INSTRUCTIONS FOR THE TASK: Give the number of lines below that contain the string "chevron", and no other text.

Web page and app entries
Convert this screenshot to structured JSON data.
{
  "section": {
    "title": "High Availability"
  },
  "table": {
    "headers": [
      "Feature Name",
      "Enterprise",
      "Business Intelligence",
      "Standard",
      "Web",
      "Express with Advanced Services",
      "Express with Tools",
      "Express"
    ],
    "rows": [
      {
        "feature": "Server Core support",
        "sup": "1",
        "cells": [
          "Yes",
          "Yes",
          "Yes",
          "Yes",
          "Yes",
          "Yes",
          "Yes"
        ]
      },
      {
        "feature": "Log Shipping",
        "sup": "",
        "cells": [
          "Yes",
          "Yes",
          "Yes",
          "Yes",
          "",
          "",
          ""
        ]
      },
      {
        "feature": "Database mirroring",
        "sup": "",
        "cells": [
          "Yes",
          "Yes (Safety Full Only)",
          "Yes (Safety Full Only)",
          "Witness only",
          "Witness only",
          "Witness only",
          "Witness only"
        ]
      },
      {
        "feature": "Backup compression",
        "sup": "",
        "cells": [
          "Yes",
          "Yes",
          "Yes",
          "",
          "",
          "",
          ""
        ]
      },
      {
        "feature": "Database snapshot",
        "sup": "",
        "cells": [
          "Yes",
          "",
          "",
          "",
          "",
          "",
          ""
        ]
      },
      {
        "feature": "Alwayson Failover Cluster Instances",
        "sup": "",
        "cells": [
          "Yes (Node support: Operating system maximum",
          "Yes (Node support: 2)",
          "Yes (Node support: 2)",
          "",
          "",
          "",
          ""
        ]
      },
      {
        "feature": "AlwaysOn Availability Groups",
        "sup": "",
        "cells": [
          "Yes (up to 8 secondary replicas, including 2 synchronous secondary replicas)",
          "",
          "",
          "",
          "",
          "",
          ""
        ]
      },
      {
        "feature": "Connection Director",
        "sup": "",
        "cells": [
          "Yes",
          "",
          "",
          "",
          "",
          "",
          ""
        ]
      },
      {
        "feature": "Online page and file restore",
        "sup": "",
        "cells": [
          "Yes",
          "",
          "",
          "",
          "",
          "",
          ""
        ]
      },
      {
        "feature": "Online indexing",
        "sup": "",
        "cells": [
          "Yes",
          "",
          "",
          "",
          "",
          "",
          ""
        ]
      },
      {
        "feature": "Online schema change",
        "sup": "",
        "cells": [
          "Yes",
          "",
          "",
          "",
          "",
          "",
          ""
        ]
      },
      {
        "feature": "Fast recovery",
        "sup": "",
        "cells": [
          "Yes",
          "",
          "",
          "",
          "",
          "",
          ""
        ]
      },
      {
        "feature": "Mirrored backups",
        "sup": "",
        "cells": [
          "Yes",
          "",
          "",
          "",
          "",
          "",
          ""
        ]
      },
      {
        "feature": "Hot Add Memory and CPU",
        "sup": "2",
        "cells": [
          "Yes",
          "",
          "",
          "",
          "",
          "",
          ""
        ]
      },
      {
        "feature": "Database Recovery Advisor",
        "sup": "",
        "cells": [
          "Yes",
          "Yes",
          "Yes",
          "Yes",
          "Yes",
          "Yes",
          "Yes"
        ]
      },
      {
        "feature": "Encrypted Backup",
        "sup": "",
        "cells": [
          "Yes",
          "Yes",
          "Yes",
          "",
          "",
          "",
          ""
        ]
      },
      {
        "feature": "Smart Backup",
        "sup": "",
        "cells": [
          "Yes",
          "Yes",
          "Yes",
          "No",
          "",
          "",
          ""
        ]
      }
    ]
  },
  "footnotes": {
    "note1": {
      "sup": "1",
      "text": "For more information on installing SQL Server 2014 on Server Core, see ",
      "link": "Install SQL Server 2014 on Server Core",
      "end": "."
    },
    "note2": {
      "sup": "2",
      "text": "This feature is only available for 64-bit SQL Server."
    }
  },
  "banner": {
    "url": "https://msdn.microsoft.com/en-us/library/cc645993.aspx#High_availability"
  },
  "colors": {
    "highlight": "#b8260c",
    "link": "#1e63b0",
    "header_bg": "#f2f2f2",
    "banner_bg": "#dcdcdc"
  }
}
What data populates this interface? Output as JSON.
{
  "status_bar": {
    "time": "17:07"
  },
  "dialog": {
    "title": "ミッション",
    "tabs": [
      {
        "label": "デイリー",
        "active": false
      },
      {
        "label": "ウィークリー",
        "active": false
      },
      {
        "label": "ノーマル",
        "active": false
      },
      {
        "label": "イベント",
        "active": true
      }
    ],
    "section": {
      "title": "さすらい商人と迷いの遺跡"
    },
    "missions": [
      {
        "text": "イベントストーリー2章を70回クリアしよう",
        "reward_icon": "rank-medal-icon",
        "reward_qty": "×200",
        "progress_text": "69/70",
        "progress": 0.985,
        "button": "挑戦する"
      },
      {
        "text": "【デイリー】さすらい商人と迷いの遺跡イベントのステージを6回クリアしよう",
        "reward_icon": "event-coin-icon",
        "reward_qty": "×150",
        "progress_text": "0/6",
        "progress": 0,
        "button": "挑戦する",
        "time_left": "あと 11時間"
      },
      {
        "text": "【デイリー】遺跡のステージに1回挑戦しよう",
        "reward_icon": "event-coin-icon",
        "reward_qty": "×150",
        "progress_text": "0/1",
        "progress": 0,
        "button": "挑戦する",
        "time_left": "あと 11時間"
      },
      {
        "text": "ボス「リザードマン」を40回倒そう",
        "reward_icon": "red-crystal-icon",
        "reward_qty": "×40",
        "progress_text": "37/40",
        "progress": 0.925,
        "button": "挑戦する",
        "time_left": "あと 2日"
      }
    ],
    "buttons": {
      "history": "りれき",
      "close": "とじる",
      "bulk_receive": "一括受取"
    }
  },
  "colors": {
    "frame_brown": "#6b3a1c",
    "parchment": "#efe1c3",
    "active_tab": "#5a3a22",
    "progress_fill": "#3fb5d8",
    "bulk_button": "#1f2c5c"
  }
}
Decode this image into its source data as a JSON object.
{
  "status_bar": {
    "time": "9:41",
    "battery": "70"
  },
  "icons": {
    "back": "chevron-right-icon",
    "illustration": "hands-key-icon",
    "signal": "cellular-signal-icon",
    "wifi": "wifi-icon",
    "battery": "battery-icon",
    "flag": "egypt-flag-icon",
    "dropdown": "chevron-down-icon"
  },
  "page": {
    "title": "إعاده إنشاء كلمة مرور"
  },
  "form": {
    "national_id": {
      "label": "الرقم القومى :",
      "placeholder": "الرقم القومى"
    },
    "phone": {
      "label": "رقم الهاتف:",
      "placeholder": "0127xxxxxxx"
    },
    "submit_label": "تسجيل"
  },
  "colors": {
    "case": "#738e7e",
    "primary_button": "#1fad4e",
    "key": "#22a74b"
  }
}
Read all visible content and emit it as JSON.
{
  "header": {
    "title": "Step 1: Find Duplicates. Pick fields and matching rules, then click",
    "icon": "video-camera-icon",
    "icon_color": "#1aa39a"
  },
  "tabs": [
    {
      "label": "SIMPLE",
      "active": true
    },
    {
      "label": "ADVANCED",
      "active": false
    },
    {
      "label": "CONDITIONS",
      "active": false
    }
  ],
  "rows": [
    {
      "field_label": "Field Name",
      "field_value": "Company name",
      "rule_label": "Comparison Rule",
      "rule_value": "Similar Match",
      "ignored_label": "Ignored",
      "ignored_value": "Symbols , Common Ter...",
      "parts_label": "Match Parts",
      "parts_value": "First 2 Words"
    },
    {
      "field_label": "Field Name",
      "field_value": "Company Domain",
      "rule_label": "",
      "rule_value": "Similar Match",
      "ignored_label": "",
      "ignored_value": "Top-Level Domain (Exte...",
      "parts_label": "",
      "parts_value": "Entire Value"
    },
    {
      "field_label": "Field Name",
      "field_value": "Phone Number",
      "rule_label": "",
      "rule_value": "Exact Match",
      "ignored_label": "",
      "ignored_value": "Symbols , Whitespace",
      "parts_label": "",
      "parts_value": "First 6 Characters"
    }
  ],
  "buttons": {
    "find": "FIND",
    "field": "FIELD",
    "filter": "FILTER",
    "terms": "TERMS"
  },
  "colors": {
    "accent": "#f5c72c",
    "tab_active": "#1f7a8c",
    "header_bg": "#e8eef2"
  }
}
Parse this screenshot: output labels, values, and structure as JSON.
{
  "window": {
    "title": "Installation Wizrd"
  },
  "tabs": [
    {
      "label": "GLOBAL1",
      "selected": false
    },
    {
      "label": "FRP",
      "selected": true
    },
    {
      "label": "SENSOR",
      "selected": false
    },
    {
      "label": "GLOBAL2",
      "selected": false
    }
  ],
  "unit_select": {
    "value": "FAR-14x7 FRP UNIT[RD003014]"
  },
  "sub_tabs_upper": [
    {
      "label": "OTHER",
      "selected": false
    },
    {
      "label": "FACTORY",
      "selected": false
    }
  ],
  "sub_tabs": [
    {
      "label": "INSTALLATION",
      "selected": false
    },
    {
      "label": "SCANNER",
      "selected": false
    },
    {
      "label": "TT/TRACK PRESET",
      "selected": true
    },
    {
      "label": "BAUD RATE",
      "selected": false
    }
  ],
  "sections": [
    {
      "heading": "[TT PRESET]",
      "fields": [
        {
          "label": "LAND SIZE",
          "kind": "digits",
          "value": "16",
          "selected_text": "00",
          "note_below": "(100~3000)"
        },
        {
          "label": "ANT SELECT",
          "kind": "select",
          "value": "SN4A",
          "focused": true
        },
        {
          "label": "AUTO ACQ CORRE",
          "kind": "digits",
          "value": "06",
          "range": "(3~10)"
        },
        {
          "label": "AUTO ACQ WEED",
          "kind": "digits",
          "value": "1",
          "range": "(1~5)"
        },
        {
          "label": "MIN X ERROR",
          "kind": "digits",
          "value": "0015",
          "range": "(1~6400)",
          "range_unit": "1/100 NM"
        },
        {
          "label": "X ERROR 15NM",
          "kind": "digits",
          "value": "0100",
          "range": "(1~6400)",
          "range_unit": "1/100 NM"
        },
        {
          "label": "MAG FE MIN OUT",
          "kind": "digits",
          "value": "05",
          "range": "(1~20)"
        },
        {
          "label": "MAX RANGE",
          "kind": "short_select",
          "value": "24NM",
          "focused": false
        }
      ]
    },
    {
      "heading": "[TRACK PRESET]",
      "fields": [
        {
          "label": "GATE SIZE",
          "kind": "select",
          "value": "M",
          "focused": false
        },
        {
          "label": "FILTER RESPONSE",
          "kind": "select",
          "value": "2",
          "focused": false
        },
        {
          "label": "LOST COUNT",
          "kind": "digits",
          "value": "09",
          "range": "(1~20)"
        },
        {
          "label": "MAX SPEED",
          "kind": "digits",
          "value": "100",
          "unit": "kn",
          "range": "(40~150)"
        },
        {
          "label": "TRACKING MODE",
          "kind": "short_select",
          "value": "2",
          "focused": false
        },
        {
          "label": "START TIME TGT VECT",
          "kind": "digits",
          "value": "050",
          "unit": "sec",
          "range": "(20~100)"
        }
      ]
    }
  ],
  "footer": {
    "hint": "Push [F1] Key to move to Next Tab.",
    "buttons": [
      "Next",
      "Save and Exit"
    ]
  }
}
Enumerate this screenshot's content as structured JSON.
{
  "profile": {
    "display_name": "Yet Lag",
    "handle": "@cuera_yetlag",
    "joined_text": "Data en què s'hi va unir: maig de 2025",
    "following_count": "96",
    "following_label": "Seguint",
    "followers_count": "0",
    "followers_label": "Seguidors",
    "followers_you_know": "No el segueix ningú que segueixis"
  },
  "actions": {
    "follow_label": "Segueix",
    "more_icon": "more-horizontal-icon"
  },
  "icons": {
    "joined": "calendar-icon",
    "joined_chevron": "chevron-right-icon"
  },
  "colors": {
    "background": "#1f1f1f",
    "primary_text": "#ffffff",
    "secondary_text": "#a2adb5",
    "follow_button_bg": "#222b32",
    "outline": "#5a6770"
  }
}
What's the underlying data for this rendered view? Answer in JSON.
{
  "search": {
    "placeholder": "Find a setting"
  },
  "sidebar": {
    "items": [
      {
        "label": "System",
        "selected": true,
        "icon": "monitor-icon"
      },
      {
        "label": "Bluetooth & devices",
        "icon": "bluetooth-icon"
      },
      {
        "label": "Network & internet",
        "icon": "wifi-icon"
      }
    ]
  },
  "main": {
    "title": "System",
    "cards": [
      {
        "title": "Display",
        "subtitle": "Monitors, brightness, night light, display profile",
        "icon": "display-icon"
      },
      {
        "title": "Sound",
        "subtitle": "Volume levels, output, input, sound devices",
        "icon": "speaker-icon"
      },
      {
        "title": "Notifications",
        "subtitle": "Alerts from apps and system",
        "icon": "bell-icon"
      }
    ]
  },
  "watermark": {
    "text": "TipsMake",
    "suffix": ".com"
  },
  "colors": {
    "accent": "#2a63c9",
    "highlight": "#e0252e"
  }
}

SOLUTION: 3